Staircases are essential architectural elements in most buildings, providing access to upper floors, attics, or basements. While there are many different staircase designs, narrow staircases are particularly challenging due to their limited space. This article will discuss the design challenges and considerations of a narrow staircase.
The Challenge Of Space
Staircases are typically defined as those with a width of fewer than 36 inches. They are often found in older buildings or homes with limited space. The main challenge of designing a staircase is to create a functional and safe space that meets building codes.
One of the biggest considerations when designing a staircase is the headroom. Building codes typically require a minimum headroom clearance of 6 feet 8 inches, which can be difficult to achieve in a narrow space. If the headroom clearance is too low, people can hit their heads on the ceiling, which can cause injury.
When designing a staircase, there are several considerations to keep in mind. These include the materials, the layout, and the lighting.
The choice of materials for a staircase can significantly impact the space. For example, a staircase with a metal frame and open risers can create a more open and airy feeling, while a solid wood staircase can make the space feel more closed off.
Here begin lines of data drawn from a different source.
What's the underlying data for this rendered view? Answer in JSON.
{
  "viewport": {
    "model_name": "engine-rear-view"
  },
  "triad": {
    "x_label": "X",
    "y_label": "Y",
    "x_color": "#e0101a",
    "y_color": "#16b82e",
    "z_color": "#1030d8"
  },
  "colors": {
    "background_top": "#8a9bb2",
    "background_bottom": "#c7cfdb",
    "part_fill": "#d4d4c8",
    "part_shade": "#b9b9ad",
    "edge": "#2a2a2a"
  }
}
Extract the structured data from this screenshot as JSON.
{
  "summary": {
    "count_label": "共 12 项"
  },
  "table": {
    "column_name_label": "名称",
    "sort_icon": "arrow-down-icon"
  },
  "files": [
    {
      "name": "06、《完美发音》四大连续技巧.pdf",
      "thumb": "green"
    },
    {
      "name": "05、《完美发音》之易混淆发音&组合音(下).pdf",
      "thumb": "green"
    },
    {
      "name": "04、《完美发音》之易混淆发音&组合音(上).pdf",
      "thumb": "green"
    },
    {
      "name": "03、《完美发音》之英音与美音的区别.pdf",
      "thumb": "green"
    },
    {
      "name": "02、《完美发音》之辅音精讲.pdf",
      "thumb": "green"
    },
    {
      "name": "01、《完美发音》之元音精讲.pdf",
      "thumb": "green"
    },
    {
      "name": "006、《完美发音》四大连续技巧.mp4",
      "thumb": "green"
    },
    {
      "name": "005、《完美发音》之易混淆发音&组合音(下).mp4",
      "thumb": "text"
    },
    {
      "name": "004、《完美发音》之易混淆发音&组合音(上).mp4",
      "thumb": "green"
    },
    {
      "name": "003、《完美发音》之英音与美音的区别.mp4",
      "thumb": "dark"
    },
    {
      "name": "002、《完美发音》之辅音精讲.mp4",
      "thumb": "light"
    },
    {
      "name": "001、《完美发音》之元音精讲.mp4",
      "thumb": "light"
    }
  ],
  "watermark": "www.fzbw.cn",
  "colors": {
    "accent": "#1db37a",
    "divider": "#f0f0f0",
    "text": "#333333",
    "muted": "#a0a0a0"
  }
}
The layout of a staircase is another important consideration. In some cases, a straight staircase may be the best option, while in other cases, a spiral or curved staircase may be more appropriate. The layout of the staircase can also impact the flow of traffic and the overall function of the space.
Lighting is essential for any staircase but particularly important in narrow spaces. Adequate lighting can make the stairs safer and more accessible, while poor lighting can increase the risk of falls. In some cases, it may be necessary to install additional lighting to ensure that the stairs are well-lit.
While planning a staircase, safety is a key factor. Consider the following security features:
- Handrails: Handrails are essential for supporting and stability when climbing stairs. Building codes typically require handrails on both sides of the stairs for safety.
- Treads: The treads on a staircase should be slip-resistant to prevent falls. Carpeting or other materials can be used to increase traction.
- Lighting: As mentioned earlier, adequate lighting is essential for safety in staircases. Lighting should be bright enough to illuminate the stairs and surrounding area.
Designing a staircase can be challenging, but with careful planning and consideration, creating a functional and safe space that meets building codes is possible. When designing a staircase, it is important to consider the materials, layout, lighting, and safety features to ensure that the space is functional and safe for users.